LANZHOU－The Belt and Road Initiative has given a new boost to traditional Chinese medicine, a 2,000-year-old national treasure.
Years ago, Niu Hongwei's TCM company in Weiyuan, a county in Northwest China's Gansu province, used to only sell herbs to domestic pharmaceutical enterprises.
Among the 23 impoverished counties in Gansu, Weiyuan is known for its medicinal materials, in particular, astragalus root and dangshen (Codonopsis pilosula).
"Our business took off in 2013 after the Belt and Road Initiative was proposed," said Niu. "Foreign entrepreneurs and officials began visiting my company to seek cooperative opportunities."
The initiative was put forward by China in 2013 in a bid to boost connectivity and seek common prosperity.
In 2016, Niu signed an agreement with a merchant from South Korea. He provides herbal medicines every month to the merchant whose company processes them into cosmetics and health products.
Next month, Niu will make his first business trip to Singapore, exploring opportunities in a new foreign market.
"It was unimaginable for small companies like mine in China's remote west to engage in international trade in the past. Now we have more opportunities," he said.
Another pharmaceutical company Foci, based in Lanzhou, Gansu's capital city, has collaborated with 28 countries and regions across the world, exporting hundreds of types of herbal medicines.
"We hope that TCM can be included in medical insurance policies by local governments, so more people can benefit from it," said Sun Yu, general manager of Foci.
With a history of more than 2,000 years, TCM is seen by many as a national treasure for its unique theories and practices, such as herbal medicine, acupuncture, massage and dietetics.
In addition to the growing overseas demand for traditional Chinese herbs, TCM services and culture have also attracted more global attention.
The affiliated hospital of the Gansu University of Chinese Medicine has been cooperating with a medical institute in Brazil to set up a TCM center in Sao Paulo.
Zhang Xiaogang, president of the hospital, said that both sides have agreed on aspects such as the location and talent training. In May, 20 Brazilian doctors came to China for TCM theory and practice training.
Gansu is the birthplace of ancient TCM masters Qi Bo and the Yellow Emperor, and the province is rich in TCM culture.

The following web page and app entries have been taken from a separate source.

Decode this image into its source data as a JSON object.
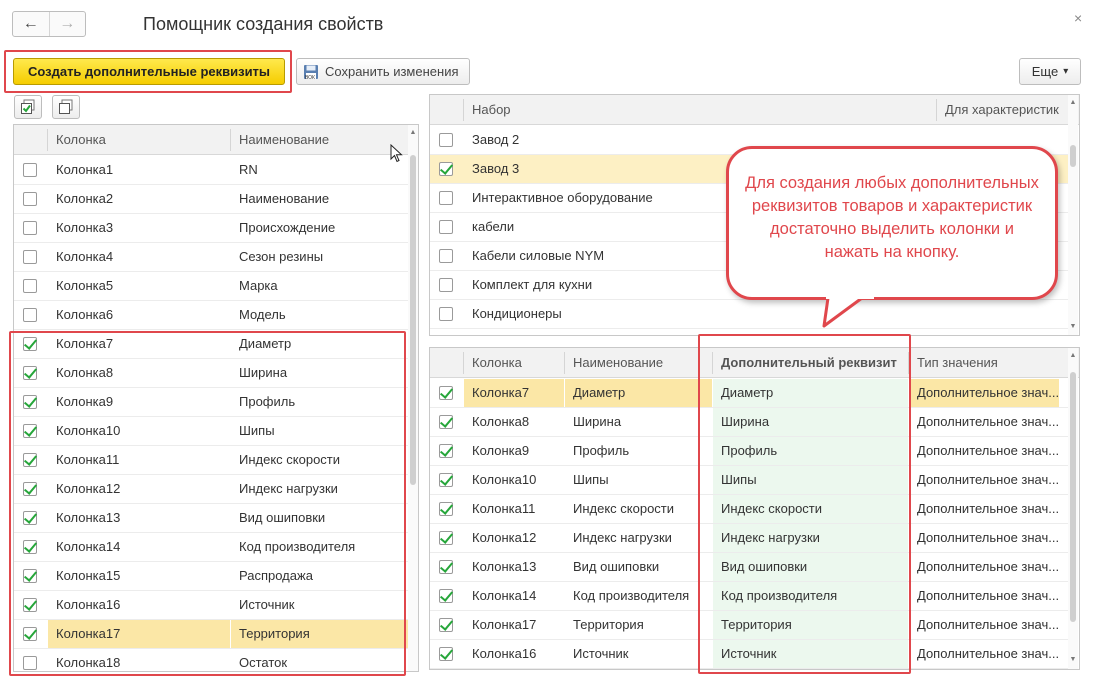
{
  "window": {
    "title": "Помощник создания свойств",
    "close_glyph": "×"
  },
  "nav": {
    "back": "←",
    "forward": "→"
  },
  "toolbar": {
    "create_label": "Создать дополнительные реквизиты",
    "save_label": "Сохранить изменения",
    "save_icon_text": "ВОК",
    "more_label": "Еще",
    "more_arrow": "▾"
  },
  "left_table": {
    "headers": [
      "Колонка",
      "Наименование"
    ],
    "rows": [
      {
        "checked": false,
        "col": "Колонка1",
        "name": "RN"
      },
      {
        "checked": false,
        "col": "Колонка2",
        "name": "Наименование"
      },
      {
        "checked": false,
        "col": "Колонка3",
        "name": "Происхождение"
      },
      {
        "checked": false,
        "col": "Колонка4",
        "name": "Сезон резины"
      },
      {
        "checked": false,
        "col": "Колонка5",
        "name": "Марка"
      },
      {
        "checked": false,
        "col": "Колонка6",
        "name": "Модель"
      },
      {
        "checked": true,
        "col": "Колонка7",
        "name": "Диаметр"
      },
      {
        "checked": true,
        "col": "Колонка8",
        "name": "Ширина"
      },
      {
        "checked": true,
        "col": "Колонка9",
        "name": "Профиль"
      },
      {
        "checked": true,
        "col": "Колонка10",
        "name": "Шипы"
      },
      {
        "checked": true,
        "col": "Колонка11",
        "name": "Индекс скорости"
      },
      {
        "checked": true,
        "col": "Колонка12",
        "name": "Индекс нагрузки"
      },
      {
        "checked": true,
        "col": "Колонка13",
        "name": "Вид ошиповки"
      },
      {
        "checked": true,
        "col": "Колонка14",
        "name": "Код производителя"
      },
      {
        "checked": true,
        "col": "Колонка15",
        "name": "Распродажа"
      },
      {
        "checked": true,
        "col": "Колонка16",
        "name": "Источник"
      },
      {
        "checked": true,
        "col": "Колонка17",
        "name": "Территория",
        "selected": true
      },
      {
        "checked": false,
        "col": "Колонка18",
        "name": "Остаток"
      }
    ]
  },
  "sets_table": {
    "headers": [
      "Набор",
      "Для характеристик"
    ],
    "rows": [
      {
        "checked": false,
        "name": "Завод 2"
      },
      {
        "checked": true,
        "name": "Завод 3",
        "selected": true
      },
      {
        "checked": false,
        "name": "Интерактивное оборудование"
      },
      {
        "checked": false,
        "name": "кабели"
      },
      {
        "checked": false,
        "name": "Кабели силовые NYM"
      },
      {
        "checked": false,
        "name": "Комплект для кухни"
      },
      {
        "checked": false,
        "name": "Кондиционеры"
      }
    ]
  },
  "mapping_table": {
    "headers": [
      "Колонка",
      "Наименование",
      "Дополнительный реквизит",
      "Тип значения"
    ],
    "rows": [
      {
        "checked": true,
        "col": "Колонка7",
        "name": "Диаметр",
        "attr": "Диаметр",
        "type": "Дополнительное знач...",
        "selected": true
      },
      {
        "checked": true,
        "col": "Колонка8",
        "name": "Ширина",
        "attr": "Ширина",
        "type": "Дополнительное знач..."
      },
      {
        "checked": true,
        "col": "Колонка9",
        "name": "Профиль",
        "attr": "Профиль",
        "type": "Дополнительное знач..."
      },
      {
        "checked": true,
        "col": "Колонка10",
        "name": "Шипы",
        "attr": "Шипы",
        "type": "Дополнительное знач..."
      },
      {
        "checked": true,
        "col": "Колонка11",
        "name": "Индекс скорости",
        "attr": "Индекс скорости",
        "type": "Дополнительное знач..."
      },
      {
        "checked": true,
        "col": "Колонка12",
        "name": "Индекс нагрузки",
        "attr": "Индекс нагрузки",
        "type": "Дополнительное знач..."
      },
      {
        "checked": true,
        "col": "Колонка13",
        "name": "Вид ошиповки",
        "attr": "Вид ошиповки",
        "type": "Дополнительное знач..."
      },
      {
        "checked": true,
        "col": "Колонка14",
        "name": "Код производителя",
        "attr": "Код производителя",
        "type": "Дополнительное знач..."
      },
      {
        "checked": true,
        "col": "Колонка17",
        "name": "Территория",
        "attr": "Территория",
        "type": "Дополнительное знач..."
      },
      {
        "checked": true,
        "col": "Колонка16",
        "name": "Источник",
        "attr": "Источник",
        "type": "Дополнительное знач..."
      }
    ]
  },
  "callout": {
    "text": "Для создания любых дополнительных реквизитов товаров и характеристик достаточно выделить колонки и нажать на кнопку."
  },
  "colors": {
    "accent_red": "#e0474c",
    "check_green": "#26a63a",
    "button_yellow": "#f5cd00"
  }
}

The local authorities have increased efforts to promote TCM overseas, with eight TCM medical colleges and six medical centers in countries including Kyrgyzstan, Hungary and France.

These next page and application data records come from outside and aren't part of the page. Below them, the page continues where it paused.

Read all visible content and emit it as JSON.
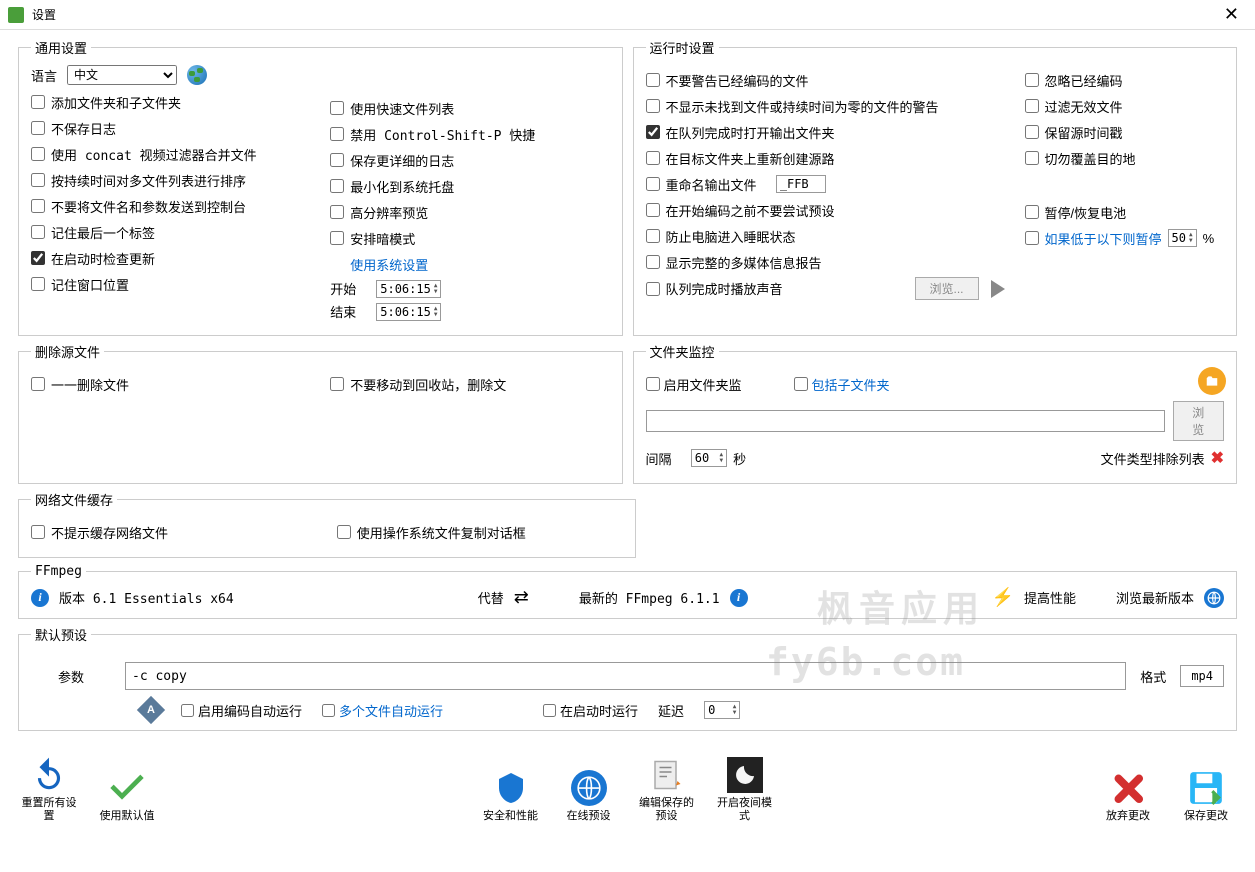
{
  "window": {
    "title": "设置"
  },
  "general": {
    "legend": "通用设置",
    "lang_label": "语言",
    "lang_value": "中文",
    "left": [
      "添加文件夹和子文件夹",
      "不保存日志",
      "使用 concat 视频过滤器合并文件",
      "按持续时间对多文件列表进行排序",
      "不要将文件名和参数发送到控制台",
      "记住最后一个标签",
      "在启动时检查更新",
      "记住窗口位置"
    ],
    "left_checked": [
      false,
      false,
      false,
      false,
      false,
      false,
      true,
      false
    ],
    "right": [
      "使用快速文件列表",
      "禁用 Control-Shift-P 快捷",
      "保存更详细的日志",
      "最小化到系统托盘",
      "高分辨率预览",
      "安排暗模式"
    ],
    "right_link": "使用系统设置",
    "start_label": "开始",
    "end_label": "结束",
    "start_time": "5:06:15",
    "end_time": "5:06:15"
  },
  "runtime": {
    "legend": "运行时设置",
    "left": [
      "不要警告已经编码的文件",
      "不显示未找到文件或持续时间为零的文件的警告",
      "在队列完成时打开输出文件夹",
      "在目标文件夹上重新创建源路",
      "重命名输出文件",
      "在开始编码之前不要尝试预设",
      "防止电脑进入睡眠状态",
      "显示完整的多媒体信息报告",
      "队列完成时播放声音"
    ],
    "left_checked": [
      false,
      false,
      true,
      false,
      false,
      false,
      false,
      false,
      false
    ],
    "rename_suffix": "_FFB",
    "right": [
      "忽略已经编码",
      "过滤无效文件",
      "保留源时间戳",
      "切勿覆盖目的地"
    ],
    "pause_label": "暂停/恢复电池",
    "pause_below": "如果低于以下则暂停",
    "pause_pct": "50",
    "pct_sign": "%",
    "browse": "浏览..."
  },
  "delete_src": {
    "legend": "删除源文件",
    "opt1": "一一删除文件",
    "opt2": "不要移动到回收站，删除文"
  },
  "folder_monitor": {
    "legend": "文件夹监控",
    "enable": "启用文件夹监",
    "subfolder": "包括子文件夹",
    "browse": "浏览",
    "interval_label": "间隔",
    "interval_val": "60",
    "seconds": "秒",
    "exclude": "文件类型排除列表"
  },
  "net_cache": {
    "legend": "网络文件缓存",
    "opt1": "不提示缓存网络文件",
    "opt2": "使用操作系统文件复制对话框"
  },
  "ffmpeg": {
    "legend": "FFmpeg",
    "version": "版本 6.1 Essentials  x64",
    "replace": "代替",
    "latest": "最新的 FFmpeg 6.1.1",
    "boost": "提高性能",
    "browse_new": "浏览最新版本"
  },
  "preset": {
    "legend": "默认预设",
    "param_label": "参数",
    "param_value": "-c copy",
    "format_label": "格式",
    "format_value": "mp4",
    "auto_encode": "启用编码自动运行",
    "multi_auto": "多个文件自动运行",
    "run_start": "在启动时运行",
    "delay_label": "延迟",
    "delay_val": "0"
  },
  "toolbar": {
    "reset": "重置所有设置",
    "defaults": "使用默认值",
    "security": "安全和性能",
    "online": "在线预设",
    "edit_saved": "编辑保存的预设",
    "night": "开启夜间模式",
    "discard": "放弃更改",
    "save": "保存更改"
  },
  "watermark": {
    "line1": "枫音应用",
    "line2": "fy6b.com"
  }
}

Last year, the State Administration of Traditional Chinese Medicine said China had established 26 overseas centers of TCM in the past three years, most of which are in countries involved with the initiative.